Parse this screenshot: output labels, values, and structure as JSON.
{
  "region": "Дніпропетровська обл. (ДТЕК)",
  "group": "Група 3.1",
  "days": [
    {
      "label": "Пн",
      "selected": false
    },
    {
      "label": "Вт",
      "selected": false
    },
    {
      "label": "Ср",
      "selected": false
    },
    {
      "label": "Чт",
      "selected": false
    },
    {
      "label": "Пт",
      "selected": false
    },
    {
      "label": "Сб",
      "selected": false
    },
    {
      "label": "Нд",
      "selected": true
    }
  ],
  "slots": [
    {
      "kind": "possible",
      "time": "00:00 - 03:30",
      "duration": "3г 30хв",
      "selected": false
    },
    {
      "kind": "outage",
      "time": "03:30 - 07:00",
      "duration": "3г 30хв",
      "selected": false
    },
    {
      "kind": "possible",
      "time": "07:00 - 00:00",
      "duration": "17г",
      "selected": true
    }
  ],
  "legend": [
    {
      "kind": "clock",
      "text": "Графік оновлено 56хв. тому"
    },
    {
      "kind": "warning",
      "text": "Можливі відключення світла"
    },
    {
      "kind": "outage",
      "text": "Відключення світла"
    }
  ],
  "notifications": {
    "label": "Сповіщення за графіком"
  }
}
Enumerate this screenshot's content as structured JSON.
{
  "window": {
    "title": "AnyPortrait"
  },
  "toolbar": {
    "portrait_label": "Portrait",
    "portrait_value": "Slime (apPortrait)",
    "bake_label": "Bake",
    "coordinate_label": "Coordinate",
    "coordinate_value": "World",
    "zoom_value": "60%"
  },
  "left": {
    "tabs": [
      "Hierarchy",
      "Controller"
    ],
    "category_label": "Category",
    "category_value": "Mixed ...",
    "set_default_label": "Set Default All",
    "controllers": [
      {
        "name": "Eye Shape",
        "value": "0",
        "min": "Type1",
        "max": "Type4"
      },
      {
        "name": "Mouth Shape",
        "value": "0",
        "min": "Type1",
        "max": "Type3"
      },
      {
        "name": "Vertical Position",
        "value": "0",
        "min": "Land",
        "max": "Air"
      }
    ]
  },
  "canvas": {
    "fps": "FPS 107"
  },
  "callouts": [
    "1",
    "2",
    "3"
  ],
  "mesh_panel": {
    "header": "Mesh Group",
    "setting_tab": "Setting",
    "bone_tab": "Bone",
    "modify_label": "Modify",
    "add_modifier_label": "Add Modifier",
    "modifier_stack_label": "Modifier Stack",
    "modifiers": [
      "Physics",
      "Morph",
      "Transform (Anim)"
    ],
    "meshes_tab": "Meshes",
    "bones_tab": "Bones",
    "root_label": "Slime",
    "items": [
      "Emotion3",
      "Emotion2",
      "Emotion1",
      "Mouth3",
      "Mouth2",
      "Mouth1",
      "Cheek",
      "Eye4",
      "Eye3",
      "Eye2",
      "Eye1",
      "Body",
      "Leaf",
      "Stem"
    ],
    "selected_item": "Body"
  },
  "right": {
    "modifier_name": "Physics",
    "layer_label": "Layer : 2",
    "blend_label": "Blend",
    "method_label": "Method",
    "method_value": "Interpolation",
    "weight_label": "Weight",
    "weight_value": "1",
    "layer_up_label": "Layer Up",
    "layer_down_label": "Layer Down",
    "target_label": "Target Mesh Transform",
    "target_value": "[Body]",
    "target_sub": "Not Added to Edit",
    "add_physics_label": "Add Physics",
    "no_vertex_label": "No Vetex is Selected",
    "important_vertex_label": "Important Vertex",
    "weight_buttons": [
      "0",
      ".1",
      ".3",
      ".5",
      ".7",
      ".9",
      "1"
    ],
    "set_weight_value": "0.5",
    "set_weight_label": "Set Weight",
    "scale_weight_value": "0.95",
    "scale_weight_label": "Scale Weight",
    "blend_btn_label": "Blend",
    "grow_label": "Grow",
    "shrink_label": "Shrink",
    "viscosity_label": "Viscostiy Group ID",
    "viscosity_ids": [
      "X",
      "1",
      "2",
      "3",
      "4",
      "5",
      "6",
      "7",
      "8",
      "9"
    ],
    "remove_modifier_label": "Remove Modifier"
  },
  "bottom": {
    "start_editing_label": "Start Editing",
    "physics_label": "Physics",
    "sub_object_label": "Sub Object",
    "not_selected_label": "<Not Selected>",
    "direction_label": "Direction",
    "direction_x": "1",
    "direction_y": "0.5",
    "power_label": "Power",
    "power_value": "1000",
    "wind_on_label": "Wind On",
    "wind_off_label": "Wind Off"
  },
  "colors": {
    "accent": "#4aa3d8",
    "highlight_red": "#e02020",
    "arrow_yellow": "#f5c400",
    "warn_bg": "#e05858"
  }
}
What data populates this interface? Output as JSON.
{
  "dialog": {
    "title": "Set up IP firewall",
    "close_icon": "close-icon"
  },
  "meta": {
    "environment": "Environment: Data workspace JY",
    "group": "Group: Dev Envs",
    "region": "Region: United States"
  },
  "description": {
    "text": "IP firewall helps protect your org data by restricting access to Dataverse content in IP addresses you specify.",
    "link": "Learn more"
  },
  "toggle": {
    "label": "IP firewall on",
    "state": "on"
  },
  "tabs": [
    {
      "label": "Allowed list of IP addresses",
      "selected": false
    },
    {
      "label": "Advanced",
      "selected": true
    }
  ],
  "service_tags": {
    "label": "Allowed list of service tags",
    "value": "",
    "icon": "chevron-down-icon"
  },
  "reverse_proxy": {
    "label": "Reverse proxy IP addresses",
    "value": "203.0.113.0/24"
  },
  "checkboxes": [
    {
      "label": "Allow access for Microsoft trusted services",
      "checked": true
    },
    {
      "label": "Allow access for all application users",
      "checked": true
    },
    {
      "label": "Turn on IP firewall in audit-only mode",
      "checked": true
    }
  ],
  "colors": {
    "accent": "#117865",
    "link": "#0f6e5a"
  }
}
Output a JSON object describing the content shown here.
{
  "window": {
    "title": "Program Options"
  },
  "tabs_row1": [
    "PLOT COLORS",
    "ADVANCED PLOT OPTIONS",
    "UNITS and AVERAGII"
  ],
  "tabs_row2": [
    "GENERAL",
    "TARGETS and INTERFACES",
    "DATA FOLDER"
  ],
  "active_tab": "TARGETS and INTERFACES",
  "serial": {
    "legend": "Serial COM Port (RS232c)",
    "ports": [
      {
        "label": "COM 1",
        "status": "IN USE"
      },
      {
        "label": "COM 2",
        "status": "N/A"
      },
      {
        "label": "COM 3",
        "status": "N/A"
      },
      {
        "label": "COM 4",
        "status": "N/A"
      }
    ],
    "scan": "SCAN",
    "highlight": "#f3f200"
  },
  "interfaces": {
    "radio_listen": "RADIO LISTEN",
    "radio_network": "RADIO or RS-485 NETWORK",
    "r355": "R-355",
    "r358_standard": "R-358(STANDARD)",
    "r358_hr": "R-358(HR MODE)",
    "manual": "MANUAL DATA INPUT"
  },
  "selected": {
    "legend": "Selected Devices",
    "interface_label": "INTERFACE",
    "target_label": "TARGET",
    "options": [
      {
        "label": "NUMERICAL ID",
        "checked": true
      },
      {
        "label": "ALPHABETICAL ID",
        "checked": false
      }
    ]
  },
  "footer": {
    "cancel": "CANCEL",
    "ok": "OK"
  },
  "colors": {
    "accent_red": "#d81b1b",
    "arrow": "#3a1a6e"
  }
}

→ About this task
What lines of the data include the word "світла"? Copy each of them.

→ The completed task
      "text": "Можливі відключення світла"
      "text": "Відключення світла"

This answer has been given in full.